### Work required
Look through the entries below and count every line in which "items" appears; reply with the number only.

### Material for this exercise
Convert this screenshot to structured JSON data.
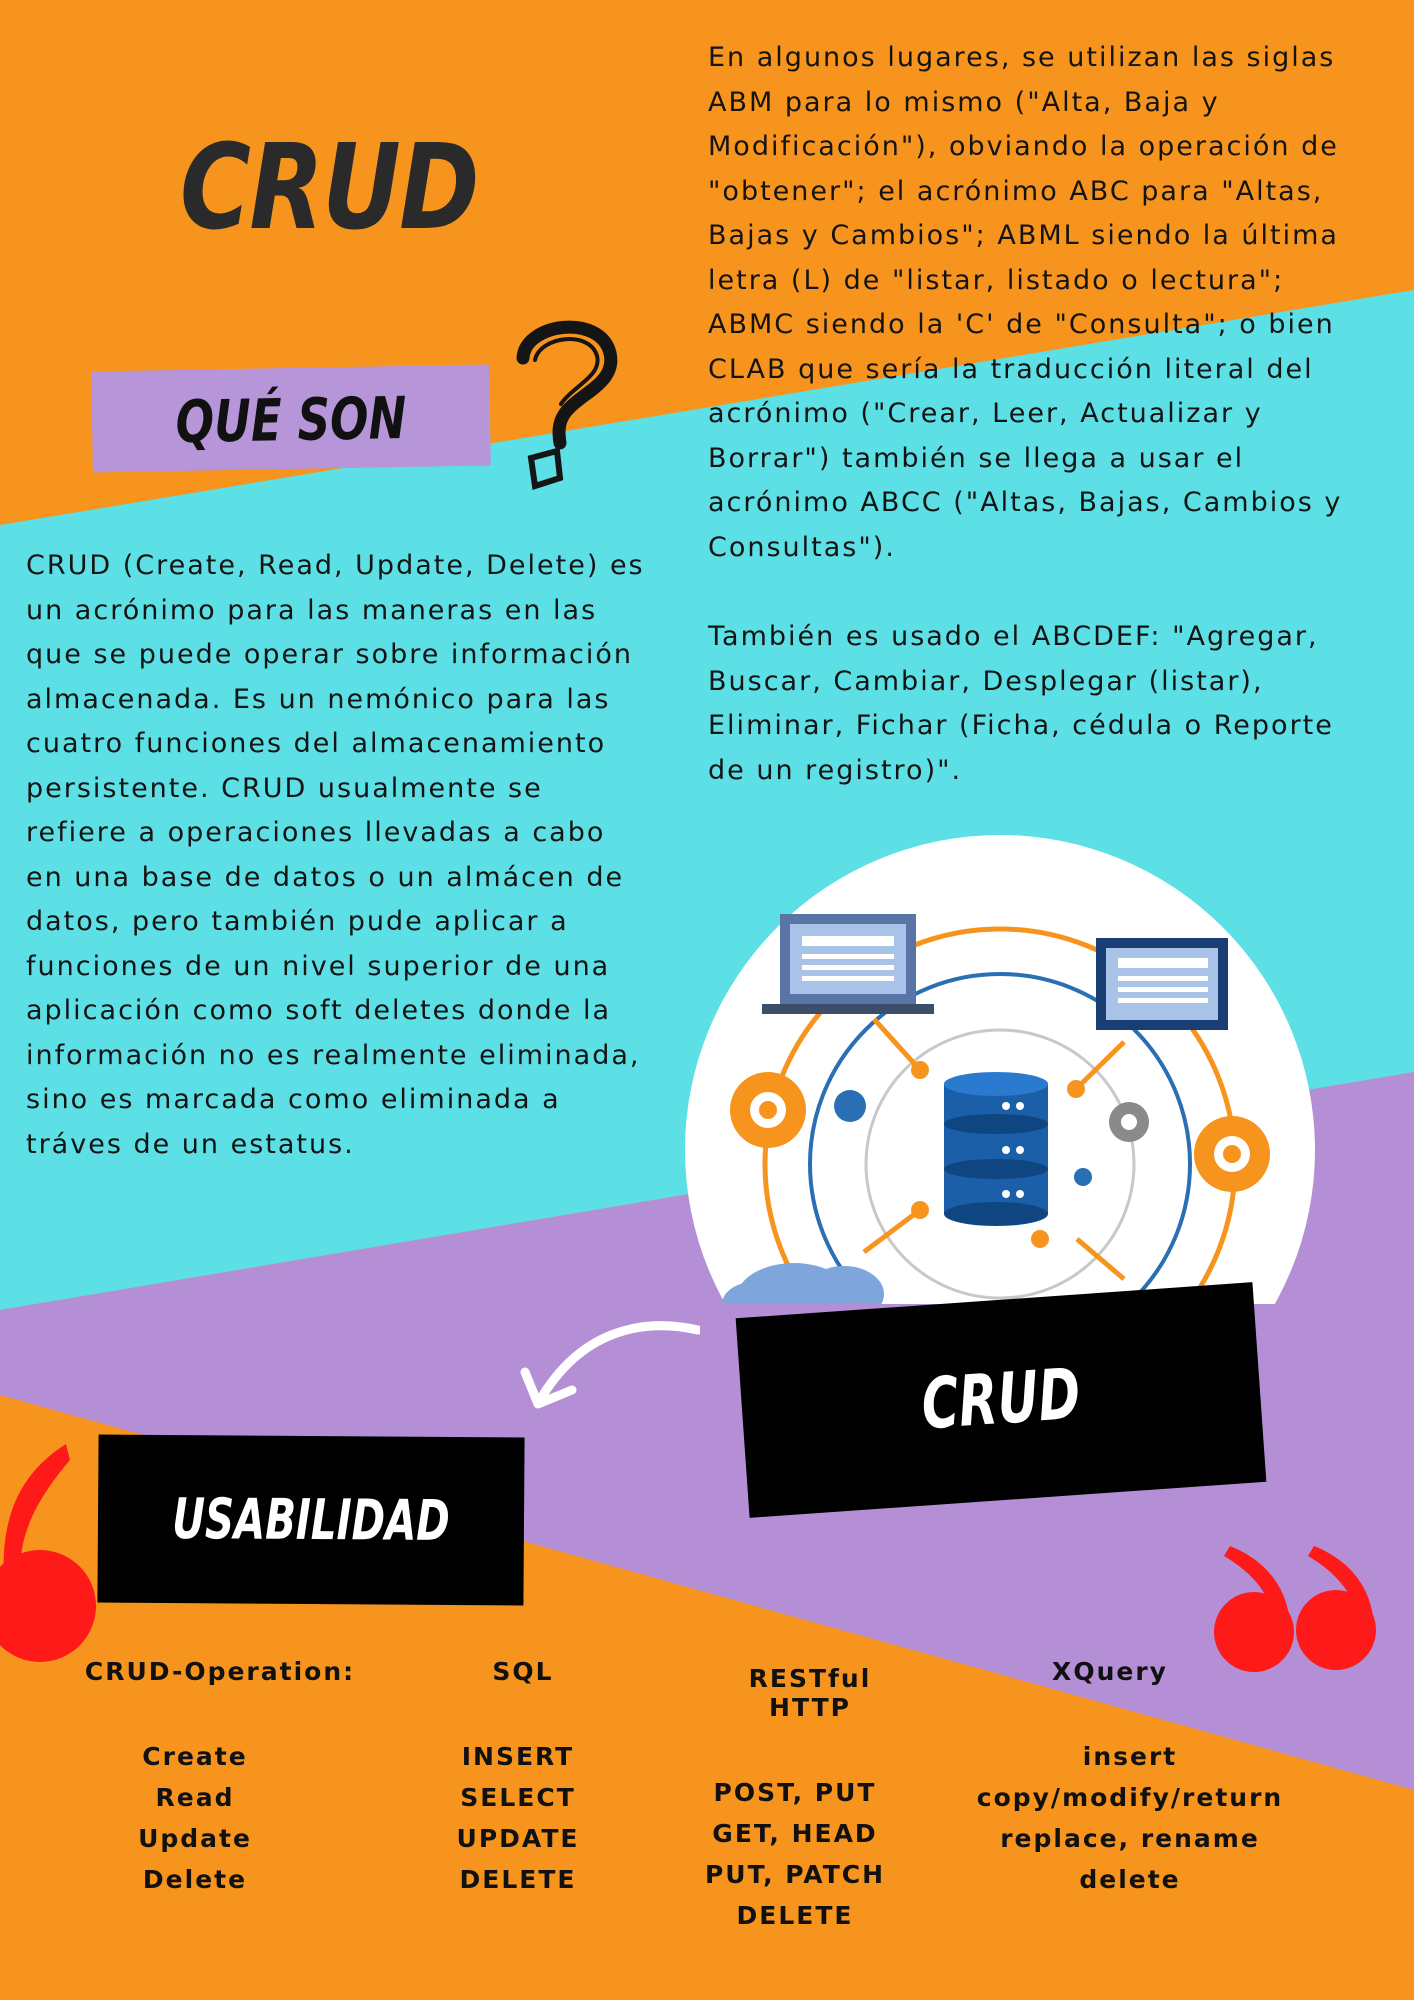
{
  "colors": {
    "orange": "#f7941e",
    "cyan": "#5ce0e6",
    "purple": "#b48fd6",
    "black": "#000000",
    "red_quote": "#ff1a1a",
    "text": "#141414"
  },
  "header": {
    "title": "CRUD"
  },
  "que_son": {
    "label": "QUÉ SON"
  },
  "intro": {
    "text": "CRUD (Create, Read, Update, Delete) es\nun acrónimo para las maneras en las\nque se puede operar sobre información\nalmacenada. Es un nemónico para las\ncuatro funciones del almacenamiento\npersistente. CRUD usualmente se\nrefiere a operaciones llevadas a cabo\nen una base de datos o un almácen de\ndatos, pero también pude aplicar a\nfunciones de un nivel superior de una\naplicación como soft deletes donde la\ninformación no es realmente eliminada,\nsino es marcada como eliminada a\ntráves de un estatus."
  },
  "right": {
    "paragraph1": "En algunos lugares, se utilizan las siglas\nABM para lo mismo (\"Alta, Baja y\nModificación\"), obviando la operación de\n\"obtener\"; el acrónimo ABC para \"Altas,\nBajas y Cambios\"; ABML siendo la última\nletra (L) de \"listar, listado o lectura\";\nABMC siendo la 'C' de \"Consulta\"; o bien\nCLAB que sería la traducción literal del\nacrónimo (\"Crear, Leer, Actualizar y\nBorrar\") también se llega a usar el\nacrónimo ABCC (\"Altas, Bajas, Cambios y\nConsultas\").",
    "paragraph2": "También es usado el ABCDEF: \"Agregar,\nBuscar, Cambiar, Desplegar (listar),\nEliminar, Fichar (Ficha, cédula o Reporte\nde un registro)\"."
  },
  "illustration": {
    "icons": [
      "laptop-icon",
      "monitor-icon",
      "database-icon",
      "gear-icon",
      "cloud-icon"
    ]
  },
  "crud_label": "CRUD",
  "usabilidad": {
    "label": "USABILIDAD"
  },
  "table": {
    "columns": [
      {
        "header": "CRUD-Operation:",
        "items": "Create\n Read\nUpdate\n Delete"
      },
      {
        "header": "SQL",
        "items": "INSERT\nSELECT\nUPDATE\n DELETE"
      },
      {
        "header": "RESTful HTTP",
        "items": "POST, PUT\n GET, HEAD\n PUT, PATCH\n DELETE"
      },
      {
        "header": "XQuery",
        "items": "insert\ncopy/modify/return\nreplace, rename\ndelete"
      }
    ]
  }
}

### Response to the task
4